London, Victorian Age. A young man, Dorian Gray, is just returned at his native country, after the death of his last relative. So, alone with a great heritage, he is swept into the social whirlwind by the charismatic Lord Henry Wotton, who introduces Dorian to the hedonistic pleasures of the city. Henry's friend, the famous painter Basil Hallward, paints a portrait of Dorian to capture the full power of his youthful beauty. When the portrait is unveiled, Dorian, corrupted by the pleasures shown by Henry and by his speeches, says that he would have given up his soul in order to remain forever young like the portrait. So, Dorian meets and fells in love with a young actress, Sibyl Vane. But when the girl is left by a Dorian increasingly cynical and corrupted, she kills herself. Dorian initial grief disappears as Henry persuades him that all events are mere experiences and without consequences, and his hedonistic lifestyle worsens, distancing him from Basil. Dorian goes home, where finds his portrait warped and realises that his pledge has come true; all his sins, all his physical defects and all his years, modify the canvas while he remains ever young e handsome. The chaos of the picture of Dorian Gray starts, leading him to kill Basil after that the painter sees what his portrait does. Having left London to travel for some years, Dorian returns and fells in love with Henry's daughter, Emily, despite Henry's distaste for such a relationship based on Dorian's lifestyle.
Dorian, with his new love story, and remembering what he did in the past, he realizes that he wants to change his life, running away with Emily. But in the while Henry studies old photographs, and he catches the secret of Dorian. So Henry goes to Dorian’s house where he find the portrait. Then arrives Dorian and next Emily. In the subsequent confrontation between the two men, the portrait catches on fire, Dorian sends Henry and Emily out of the house and he lets himself burn with the portrait.
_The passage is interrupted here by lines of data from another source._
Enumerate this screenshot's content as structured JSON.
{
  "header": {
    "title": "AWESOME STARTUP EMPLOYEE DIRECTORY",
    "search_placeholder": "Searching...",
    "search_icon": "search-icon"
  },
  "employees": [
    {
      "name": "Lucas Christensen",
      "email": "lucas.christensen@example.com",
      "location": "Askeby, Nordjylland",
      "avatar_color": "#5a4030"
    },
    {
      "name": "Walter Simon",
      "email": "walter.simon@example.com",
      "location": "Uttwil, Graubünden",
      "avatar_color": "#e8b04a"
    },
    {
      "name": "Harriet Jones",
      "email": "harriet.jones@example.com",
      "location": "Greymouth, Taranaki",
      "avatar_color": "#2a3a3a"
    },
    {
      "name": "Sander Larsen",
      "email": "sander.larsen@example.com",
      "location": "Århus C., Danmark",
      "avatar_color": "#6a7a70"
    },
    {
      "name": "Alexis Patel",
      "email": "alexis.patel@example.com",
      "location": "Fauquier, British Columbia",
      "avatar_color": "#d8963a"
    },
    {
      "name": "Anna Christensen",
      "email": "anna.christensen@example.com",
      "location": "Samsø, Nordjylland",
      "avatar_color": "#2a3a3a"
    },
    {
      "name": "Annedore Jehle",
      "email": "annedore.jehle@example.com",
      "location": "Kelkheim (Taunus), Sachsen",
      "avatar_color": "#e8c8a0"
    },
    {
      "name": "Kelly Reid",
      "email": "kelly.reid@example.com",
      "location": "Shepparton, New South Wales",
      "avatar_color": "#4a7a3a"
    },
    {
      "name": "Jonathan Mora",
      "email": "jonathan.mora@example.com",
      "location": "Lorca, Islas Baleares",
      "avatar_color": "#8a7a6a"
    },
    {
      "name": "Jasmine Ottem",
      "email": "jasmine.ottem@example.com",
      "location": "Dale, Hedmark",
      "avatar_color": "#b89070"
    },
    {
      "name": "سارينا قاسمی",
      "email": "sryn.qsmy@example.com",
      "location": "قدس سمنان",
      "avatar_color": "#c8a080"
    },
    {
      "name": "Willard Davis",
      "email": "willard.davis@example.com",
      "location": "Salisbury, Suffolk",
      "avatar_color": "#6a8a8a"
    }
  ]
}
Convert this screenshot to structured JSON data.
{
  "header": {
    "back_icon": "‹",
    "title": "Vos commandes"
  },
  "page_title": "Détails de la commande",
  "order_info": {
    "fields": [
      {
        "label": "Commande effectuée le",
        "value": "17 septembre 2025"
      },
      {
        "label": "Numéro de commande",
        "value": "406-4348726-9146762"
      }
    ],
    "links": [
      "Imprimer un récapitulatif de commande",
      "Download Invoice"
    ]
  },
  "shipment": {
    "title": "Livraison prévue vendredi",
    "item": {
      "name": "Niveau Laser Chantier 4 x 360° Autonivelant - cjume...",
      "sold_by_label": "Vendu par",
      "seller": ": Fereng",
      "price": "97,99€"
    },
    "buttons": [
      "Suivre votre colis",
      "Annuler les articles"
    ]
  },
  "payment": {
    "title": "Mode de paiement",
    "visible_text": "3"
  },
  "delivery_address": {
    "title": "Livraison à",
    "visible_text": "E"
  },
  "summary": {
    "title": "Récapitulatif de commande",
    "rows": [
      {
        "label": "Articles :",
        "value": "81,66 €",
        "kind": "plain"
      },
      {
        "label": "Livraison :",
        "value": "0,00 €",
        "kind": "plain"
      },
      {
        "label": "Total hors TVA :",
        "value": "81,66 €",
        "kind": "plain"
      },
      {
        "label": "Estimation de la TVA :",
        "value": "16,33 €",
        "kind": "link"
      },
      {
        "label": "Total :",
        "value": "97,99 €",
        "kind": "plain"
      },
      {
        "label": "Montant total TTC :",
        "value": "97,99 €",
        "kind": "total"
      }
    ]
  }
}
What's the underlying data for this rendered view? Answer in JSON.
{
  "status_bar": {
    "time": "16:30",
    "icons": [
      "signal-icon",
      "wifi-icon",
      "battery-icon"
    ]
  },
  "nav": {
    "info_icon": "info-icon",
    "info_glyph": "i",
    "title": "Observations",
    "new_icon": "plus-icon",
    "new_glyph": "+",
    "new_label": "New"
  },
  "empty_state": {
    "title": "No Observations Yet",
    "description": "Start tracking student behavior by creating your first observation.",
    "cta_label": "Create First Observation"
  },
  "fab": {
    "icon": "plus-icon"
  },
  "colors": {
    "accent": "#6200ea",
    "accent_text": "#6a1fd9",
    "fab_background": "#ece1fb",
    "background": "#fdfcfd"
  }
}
As I have said before, the movie is referred to the homonymous book, but from it there are lots differences. For example the beginning and the ending are totally different: The novel starts with Henry who is seeing Basil painting Dorian, and not with the arriving in London of the young man. Then in the ending there isn’t all the part about Dorian and Emily’s love-story. Another difference is Dorian’s love story with Sibyl, that in the novel is more developed, with a deeper introspection of Sibyl figure and life. But What I have suffered more is the cut of almost all the monologues of Henry about life and beauty, that I think are the real substance of the story.

I really don't enjoy this film , because it is too different from the book whose name it bears. Then I don't like the director’s choice of focus too much and too much times on sex scenes, rather than giving space to the thoughts of the characters.

Alessio Sorretino